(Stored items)

================================

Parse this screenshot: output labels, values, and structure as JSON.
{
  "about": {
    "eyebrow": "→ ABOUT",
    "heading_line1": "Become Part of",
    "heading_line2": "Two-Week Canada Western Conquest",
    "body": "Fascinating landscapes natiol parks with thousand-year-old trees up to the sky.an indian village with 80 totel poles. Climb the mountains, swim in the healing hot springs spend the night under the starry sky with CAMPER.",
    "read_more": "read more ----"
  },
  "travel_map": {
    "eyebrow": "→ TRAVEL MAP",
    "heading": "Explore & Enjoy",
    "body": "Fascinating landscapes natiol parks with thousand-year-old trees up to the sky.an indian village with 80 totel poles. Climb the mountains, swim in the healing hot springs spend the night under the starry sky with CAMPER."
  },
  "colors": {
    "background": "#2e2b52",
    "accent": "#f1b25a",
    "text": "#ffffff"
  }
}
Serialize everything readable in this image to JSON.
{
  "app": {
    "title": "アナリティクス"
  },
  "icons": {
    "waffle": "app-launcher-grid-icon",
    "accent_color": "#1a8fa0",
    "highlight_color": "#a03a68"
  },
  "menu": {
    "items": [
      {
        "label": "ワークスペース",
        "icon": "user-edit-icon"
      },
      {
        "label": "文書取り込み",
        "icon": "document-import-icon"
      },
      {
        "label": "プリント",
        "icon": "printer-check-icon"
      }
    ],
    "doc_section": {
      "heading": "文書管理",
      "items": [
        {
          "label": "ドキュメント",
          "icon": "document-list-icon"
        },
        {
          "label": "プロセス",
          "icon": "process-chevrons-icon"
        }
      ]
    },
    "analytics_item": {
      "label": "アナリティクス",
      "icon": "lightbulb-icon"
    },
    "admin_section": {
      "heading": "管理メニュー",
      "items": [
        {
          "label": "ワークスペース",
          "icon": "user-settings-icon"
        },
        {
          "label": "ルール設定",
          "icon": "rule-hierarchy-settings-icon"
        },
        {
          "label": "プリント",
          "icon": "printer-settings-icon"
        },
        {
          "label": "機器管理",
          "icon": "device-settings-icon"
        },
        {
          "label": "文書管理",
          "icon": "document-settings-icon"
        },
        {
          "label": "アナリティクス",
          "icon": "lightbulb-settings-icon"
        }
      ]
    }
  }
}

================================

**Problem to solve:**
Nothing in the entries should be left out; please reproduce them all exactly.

**Exercise response:**
Parse this screenshot: output labels, values, and structure as JSON.
{
  "about": {
    "eyebrow": "→ ABOUT",
    "heading_line1": "Become Part of",
    "heading_line2": "Two-Week Canada Western Conquest",
    "body": "Fascinating landscapes natiol parks with thousand-year-old trees up to the sky.an indian village with 80 totel poles. Climb the mountains, swim in the healing hot springs spend the night under the starry sky with CAMPER.",
    "read_more": "read more ----"
  },
  "travel_map": {
    "eyebrow": "→ TRAVEL MAP",
    "heading": "Explore & Enjoy",
    "body": "Fascinating landscapes natiol parks with thousand-year-old trees up to the sky.an indian village with 80 totel poles. Climb the mountains, swim in the healing hot springs spend the night under the starry sky with CAMPER."
  },
  "colors": {
    "background": "#2e2b52",
    "accent": "#f1b25a",
    "text": "#ffffff"
  }
}
Serialize everything readable in this image to JSON.
{
  "app": {
    "title": "アナリティクス"
  },
  "icons": {
    "waffle": "app-launcher-grid-icon",
    "accent_color": "#1a8fa0",
    "highlight_color": "#a03a68"
  },
  "menu": {
    "items": [
      {
        "label": "ワークスペース",
        "icon": "user-edit-icon"
      },
      {
        "label": "文書取り込み",
        "icon": "document-import-icon"
      },
      {
        "label": "プリント",
        "icon": "printer-check-icon"
      }
    ],
    "doc_section": {
      "heading": "文書管理",
      "items": [
        {
          "label": "ドキュメント",
          "icon": "document-list-icon"
        },
        {
          "label": "プロセス",
          "icon": "process-chevrons-icon"
        }
      ]
    },
    "analytics_item": {
      "label": "アナリティクス",
      "icon": "lightbulb-icon"
    },
    "admin_section": {
      "heading": "管理メニュー",
      "items": [
        {
          "label": "ワークスペース",
          "icon": "user-settings-icon"
        },
        {
          "label": "ルール設定",
          "icon": "rule-hierarchy-settings-icon"
        },
        {
          "label": "プリント",
          "icon": "printer-settings-icon"
        },
        {
          "label": "機器管理",
          "icon": "device-settings-icon"
        },
        {
          "label": "文書管理",
          "icon": "document-settings-icon"
        },
        {
          "label": "アナリティクス",
          "icon": "lightbulb-settings-icon"
        }
      ]
    }
  }
}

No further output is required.